journal contributionposted on 19.07.2018, 00:00 authored by Chantelle ClarkeChantelle Clarke, Talitha BestTalitha Best
There is an increasing global trend towards the uptake of Low-Carbohydrate, High-Fat (LCHF) diets. To date however, there is limited information about the food choice motivations, health perceptions and behaviours of LCHF dieters. This cross-sectional quantitative study explored differences between those on a self-reported “LCHF diet”, “other diet”, and “no diet”. Participants (N = 330: 43 males and 287 females), aged between 18 and 72 years (M = 39.66) completed an online survey that measured demographic and health characteristics, food choice motivations, health perceptions, and diet characteristics and food choices. The results showed that “LCHF diet”, “other diet” and “no diet” groups were not different in BMI or background health characteristics, but were significantly different in food choice motivations and health perceptions. Those in the “LCHF diet” group showed a stronger perception of wholegrains, sugars and refined wheat products, and vegetable oils as harmful to health compared to the “other diet” and “no diet” groups. In contrast, saturated fats were perceived to be beneficial to health significantly more by those in LCHF diet than the other two groups. Importantly, the differences in perceptions between groups were similar to differences in food choice motivations and food behaviours between groups. This research provides preliminary Australian data that characterises food choice motivations and health perceptions surrounding LCHF dietary patterns.

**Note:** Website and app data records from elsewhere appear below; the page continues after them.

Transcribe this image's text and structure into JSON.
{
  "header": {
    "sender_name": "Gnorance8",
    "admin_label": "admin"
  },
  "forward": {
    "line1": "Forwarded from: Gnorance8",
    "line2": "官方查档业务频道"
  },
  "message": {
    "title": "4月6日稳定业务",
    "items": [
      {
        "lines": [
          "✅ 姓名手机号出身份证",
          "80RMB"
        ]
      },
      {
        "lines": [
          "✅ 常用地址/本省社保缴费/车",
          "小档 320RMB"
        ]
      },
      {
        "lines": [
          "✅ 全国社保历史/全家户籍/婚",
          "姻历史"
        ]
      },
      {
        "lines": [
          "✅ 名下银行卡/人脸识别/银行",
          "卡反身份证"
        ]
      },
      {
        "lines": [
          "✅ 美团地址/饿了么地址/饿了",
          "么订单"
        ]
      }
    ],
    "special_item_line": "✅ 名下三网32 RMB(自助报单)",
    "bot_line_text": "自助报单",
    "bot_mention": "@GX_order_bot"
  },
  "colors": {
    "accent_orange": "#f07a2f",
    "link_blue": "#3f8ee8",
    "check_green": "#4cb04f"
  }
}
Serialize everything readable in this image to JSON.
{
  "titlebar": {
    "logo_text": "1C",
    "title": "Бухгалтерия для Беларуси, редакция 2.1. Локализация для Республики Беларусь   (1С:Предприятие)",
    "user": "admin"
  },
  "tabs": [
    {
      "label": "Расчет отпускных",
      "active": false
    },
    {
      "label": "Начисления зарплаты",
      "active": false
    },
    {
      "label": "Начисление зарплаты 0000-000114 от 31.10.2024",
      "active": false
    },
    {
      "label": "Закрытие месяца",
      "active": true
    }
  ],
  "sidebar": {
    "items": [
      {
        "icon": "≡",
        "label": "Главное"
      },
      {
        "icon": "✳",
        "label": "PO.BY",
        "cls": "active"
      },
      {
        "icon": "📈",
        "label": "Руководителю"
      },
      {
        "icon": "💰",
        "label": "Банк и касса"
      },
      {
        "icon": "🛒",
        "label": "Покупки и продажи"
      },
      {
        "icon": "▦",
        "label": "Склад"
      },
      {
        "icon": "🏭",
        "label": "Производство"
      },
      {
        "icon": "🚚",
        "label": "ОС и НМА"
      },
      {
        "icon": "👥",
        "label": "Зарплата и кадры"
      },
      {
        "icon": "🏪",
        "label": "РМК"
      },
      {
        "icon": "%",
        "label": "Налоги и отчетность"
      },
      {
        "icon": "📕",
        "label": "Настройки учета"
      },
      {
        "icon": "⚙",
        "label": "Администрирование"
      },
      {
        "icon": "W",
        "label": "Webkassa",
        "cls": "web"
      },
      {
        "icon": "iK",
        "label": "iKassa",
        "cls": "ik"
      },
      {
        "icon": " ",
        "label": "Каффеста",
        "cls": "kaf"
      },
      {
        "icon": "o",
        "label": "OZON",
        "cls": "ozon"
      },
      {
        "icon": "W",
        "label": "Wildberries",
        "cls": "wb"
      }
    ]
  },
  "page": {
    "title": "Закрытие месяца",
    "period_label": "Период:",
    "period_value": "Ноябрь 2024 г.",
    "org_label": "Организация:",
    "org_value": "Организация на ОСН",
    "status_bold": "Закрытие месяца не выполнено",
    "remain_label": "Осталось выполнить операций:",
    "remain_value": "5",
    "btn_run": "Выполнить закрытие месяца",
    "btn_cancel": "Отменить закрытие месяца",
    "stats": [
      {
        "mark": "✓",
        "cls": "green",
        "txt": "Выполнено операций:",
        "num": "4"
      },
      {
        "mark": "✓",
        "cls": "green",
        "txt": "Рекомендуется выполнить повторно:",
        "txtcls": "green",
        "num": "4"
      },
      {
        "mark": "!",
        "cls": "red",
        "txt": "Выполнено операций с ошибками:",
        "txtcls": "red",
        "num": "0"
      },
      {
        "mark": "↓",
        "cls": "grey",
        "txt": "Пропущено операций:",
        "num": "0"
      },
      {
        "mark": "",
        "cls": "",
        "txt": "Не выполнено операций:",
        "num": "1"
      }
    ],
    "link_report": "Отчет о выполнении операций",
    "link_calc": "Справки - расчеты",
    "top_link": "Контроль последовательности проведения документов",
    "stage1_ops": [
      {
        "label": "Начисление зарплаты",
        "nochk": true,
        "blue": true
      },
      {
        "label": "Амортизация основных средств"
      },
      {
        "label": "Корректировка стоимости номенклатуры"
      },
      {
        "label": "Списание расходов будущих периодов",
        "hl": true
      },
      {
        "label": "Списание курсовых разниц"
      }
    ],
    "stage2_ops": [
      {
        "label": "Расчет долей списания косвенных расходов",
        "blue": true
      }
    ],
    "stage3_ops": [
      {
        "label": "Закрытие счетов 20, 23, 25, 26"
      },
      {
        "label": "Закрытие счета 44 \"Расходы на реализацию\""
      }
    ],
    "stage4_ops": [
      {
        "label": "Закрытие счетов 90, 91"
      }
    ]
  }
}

The results of this study can be used to understand dietary behaviour and food choice patterns to better support practitioners, researchers and public health advocates in research and health promotion strategies.